= Task to complete =
Each time a line of the listing holds "Ricerca", copy that line.

= Data shown =
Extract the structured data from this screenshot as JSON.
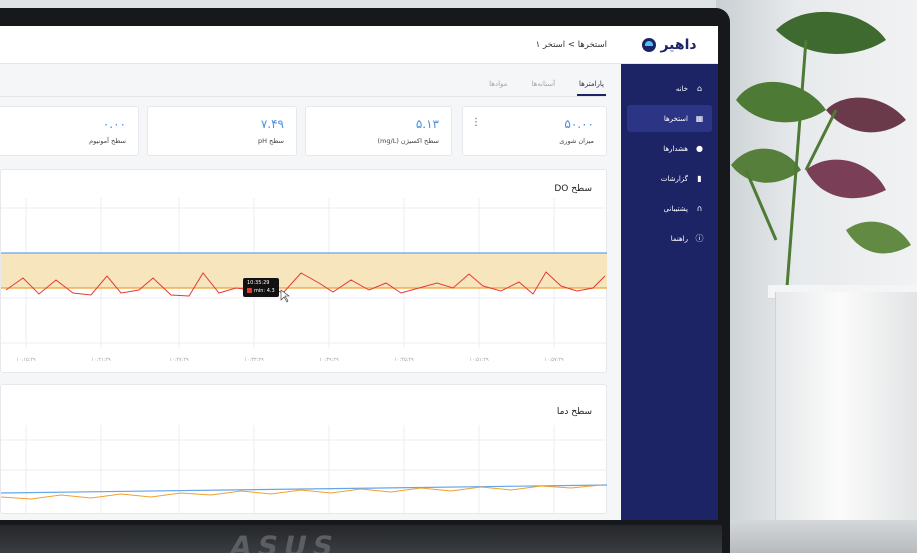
{
  "app": {
    "brand": "داهیر",
    "breadcrumb": "استخرها > استخر ۱"
  },
  "sidebar": {
    "items": [
      {
        "label": "خانه",
        "icon": "home-icon",
        "active": false
      },
      {
        "label": "استخرها",
        "icon": "grid-icon",
        "active": true
      },
      {
        "label": "هشدارها",
        "icon": "bell-icon",
        "active": false
      },
      {
        "label": "گزارشات",
        "icon": "bar-chart-icon",
        "active": false
      },
      {
        "label": "پشتیبانی",
        "icon": "headset-icon",
        "active": false
      },
      {
        "label": "راهنما",
        "icon": "info-icon",
        "active": false
      }
    ]
  },
  "tabs": [
    {
      "label": "پارامترها",
      "active": true
    },
    {
      "label": "آستانه‌ها",
      "active": false
    },
    {
      "label": "موادها",
      "active": false
    }
  ],
  "cards": [
    {
      "value": "۵۰.۰۰",
      "label": "میزان شوری"
    },
    {
      "value": "۵.۱۳",
      "label": "سطح اکسیژن (mg/L)"
    },
    {
      "value": "۷.۴۹",
      "label": "سطح pH"
    },
    {
      "value": "۰.۰۰",
      "label": "سطح آمونیوم"
    }
  ],
  "charts": {
    "do": {
      "title": "سطح DO",
      "x_ticks": [
        "۱۰:۱۵:۲۹",
        "۱۰:۲۱:۲۹",
        "۱۰:۲۷:۲۹",
        "۱۰:۳۳:۲۹",
        "۱۰:۳۹:۲۹",
        "۱۰:۴۵:۲۹",
        "۱۰:۵۱:۲۹",
        "۱۰:۵۷:۲۹"
      ],
      "tooltip": {
        "time": "10:35:29",
        "text": "min: 4.3"
      }
    },
    "temp": {
      "title": "سطح دما"
    }
  },
  "colors": {
    "sidebar": "#1c2466",
    "accent": "#4a90e2",
    "series_red": "#e53935",
    "threshold_blue": "#64a6e8",
    "threshold_orange": "#f0a030",
    "band": "#f7e6bd"
  },
  "environment": {
    "laptop_brand": "ASUS"
  }
}
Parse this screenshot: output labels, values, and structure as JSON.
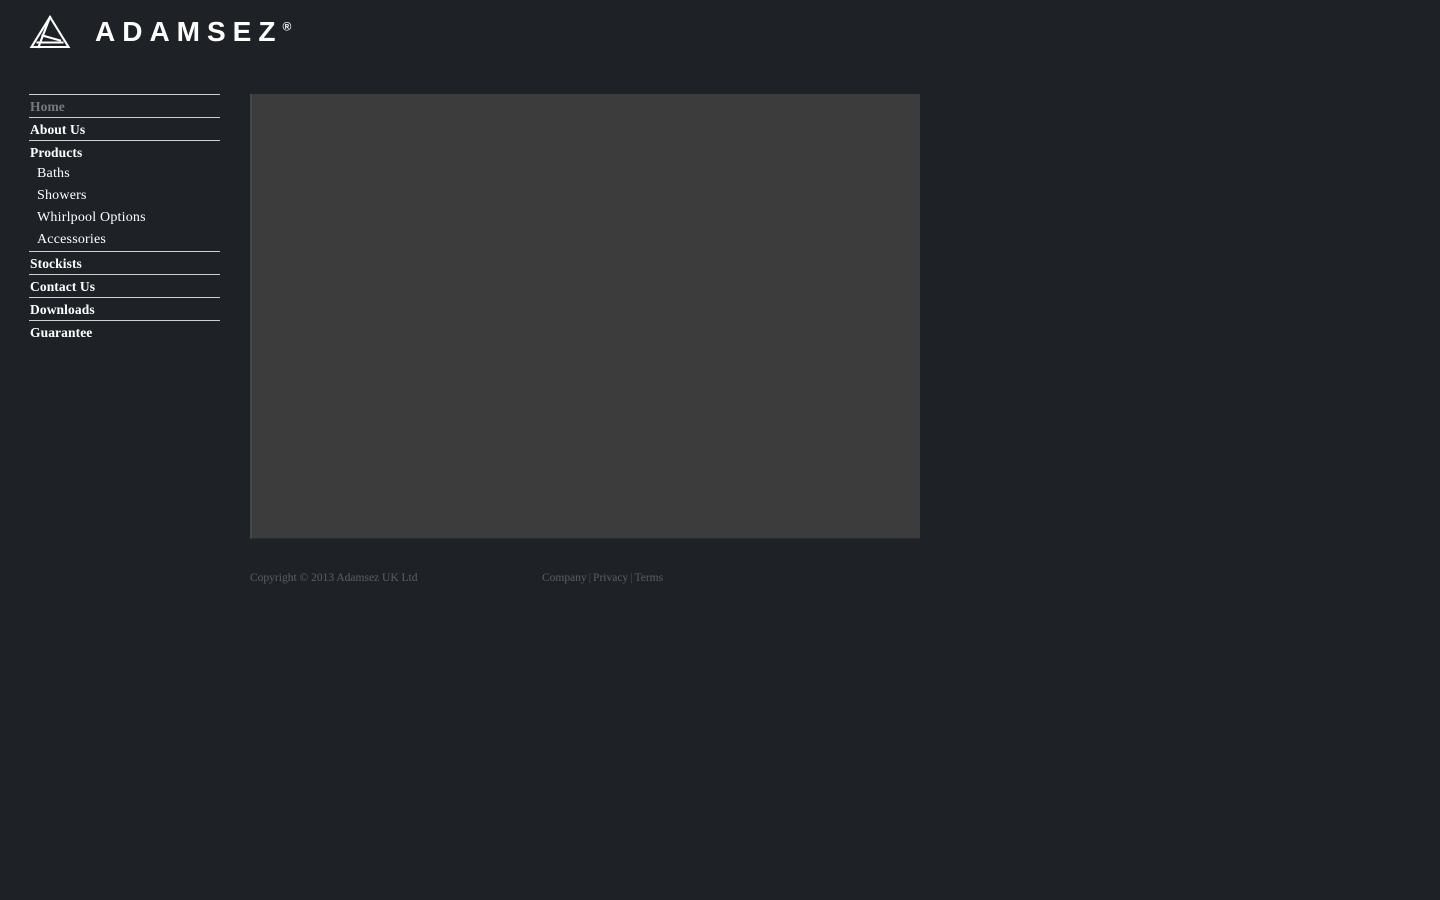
{
  "page": {
    "background_color": "#1e2227",
    "panel_color": "#3c3c3c",
    "rule_color": "#cfcfcf",
    "muted_text_color": "#76797d",
    "footer_text_color": "#5b5f64"
  },
  "header": {
    "logo_icon": "adamsez-triangle-logo-icon",
    "wordmark": "ADAMSEZ",
    "trademark": "®"
  },
  "sidebar": {
    "items": [
      {
        "label": "Home",
        "state": "current",
        "rule_above": true,
        "level": 1
      },
      {
        "label": "About Us",
        "state": "default",
        "rule_above": true,
        "level": 1
      },
      {
        "label": "Products",
        "state": "default",
        "rule_above": true,
        "level": 1
      },
      {
        "label": "Baths",
        "state": "default",
        "rule_above": false,
        "level": 2
      },
      {
        "label": "Showers",
        "state": "default",
        "rule_above": false,
        "level": 2
      },
      {
        "label": "Whirlpool Options",
        "state": "default",
        "rule_above": false,
        "level": 2
      },
      {
        "label": "Accessories",
        "state": "default",
        "rule_above": false,
        "level": 2
      },
      {
        "label": "Stockists",
        "state": "default",
        "rule_above": true,
        "level": 1
      },
      {
        "label": "Contact Us",
        "state": "default",
        "rule_above": true,
        "level": 1
      },
      {
        "label": "Downloads",
        "state": "default",
        "rule_above": true,
        "level": 1
      },
      {
        "label": "Guarantee",
        "state": "default",
        "rule_above": true,
        "level": 1
      }
    ]
  },
  "main": {
    "panel_placeholder": ""
  },
  "footer": {
    "copyright": "Copyright © 2013 Adamsez UK Ltd",
    "links": [
      {
        "label": "Company"
      },
      {
        "label": "Privacy"
      },
      {
        "label": "Terms"
      }
    ],
    "separator": "|"
  }
}
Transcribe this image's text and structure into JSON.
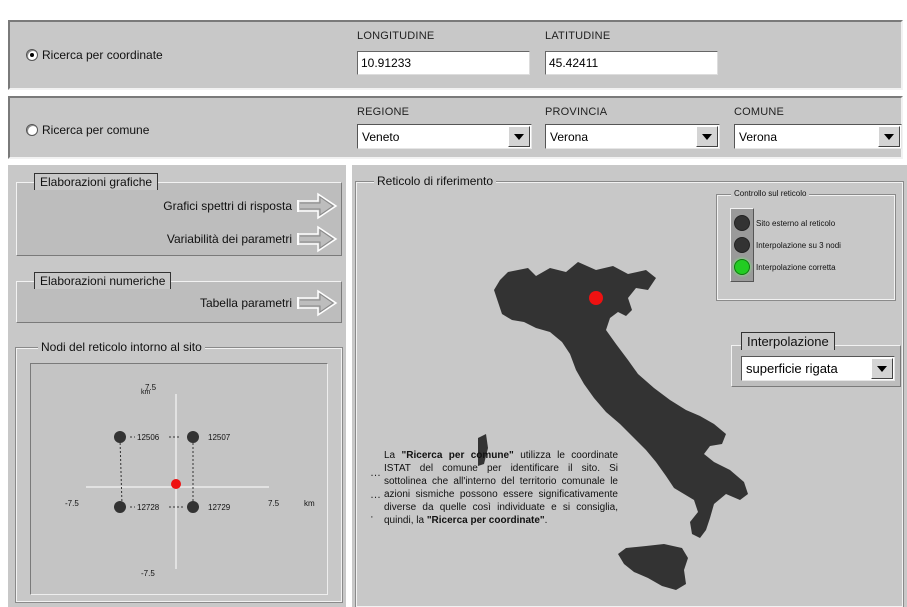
{
  "search_coords": {
    "radio_label": "Ricerca per coordinate",
    "selected": true,
    "longitude_label": "LONGITUDINE",
    "longitude_value": "10.91233",
    "latitude_label": "LATITUDINE",
    "latitude_value": "45.42411"
  },
  "search_comune": {
    "radio_label": "Ricerca per comune",
    "selected": false,
    "regione_label": "REGIONE",
    "regione_value": "Veneto",
    "provincia_label": "PROVINCIA",
    "provincia_value": "Verona",
    "comune_label": "COMUNE",
    "comune_value": "Verona"
  },
  "grafiche": {
    "title": "Elaborazioni grafiche",
    "items": [
      "Grafici spettri di risposta",
      "Variabilità dei parametri"
    ]
  },
  "numeriche": {
    "title": "Elaborazioni numeriche",
    "items": [
      "Tabella parametri"
    ]
  },
  "nodi": {
    "title": "Nodi del reticolo intorno al sito",
    "axis_top": "7.5",
    "axis_top_unit": "km",
    "axis_bottom": "-7.5",
    "axis_left": "-7.5",
    "axis_right": "7.5",
    "axis_right_unit": "km",
    "node_ids": [
      "12506",
      "12507",
      "12728",
      "12729"
    ]
  },
  "reticolo": {
    "title": "Reticolo di riferimento",
    "controllo_title": "Controllo sul reticolo",
    "legend": [
      {
        "label": "Sito esterno al reticolo",
        "color": "#333333"
      },
      {
        "label": "Interpolazione su 3 nodi",
        "color": "#333333"
      },
      {
        "label": "Interpolazione corretta",
        "color": "#22cc22"
      }
    ],
    "interpolazione_title": "Interpolazione",
    "interpolazione_value": "superficie rigata",
    "info_parts": [
      {
        "text": "La ",
        "bold": false
      },
      {
        "text": "\"Ricerca per comune\"",
        "bold": true
      },
      {
        "text": " utilizza le coordinate ISTAT del comune per identificare il sito. Si sottolinea che all'interno del territorio comunale le azioni sismiche possono essere significativamente diverse da quelle così individuate e si consiglia, quindi, la ",
        "bold": false
      },
      {
        "text": "\"Ricerca per coordinate\"",
        "bold": true
      },
      {
        "text": ".",
        "bold": false
      }
    ],
    "map_fill": "#333333",
    "site_marker_color": "#ee1111"
  }
}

= Task result =
    "radio_label": "Ricerca per coordinate",
    "radio_label": "Ricerca per comune",
        "text": "\"Ricerca per comune\"",
        "text": "\"Ricerca per coordinate\"",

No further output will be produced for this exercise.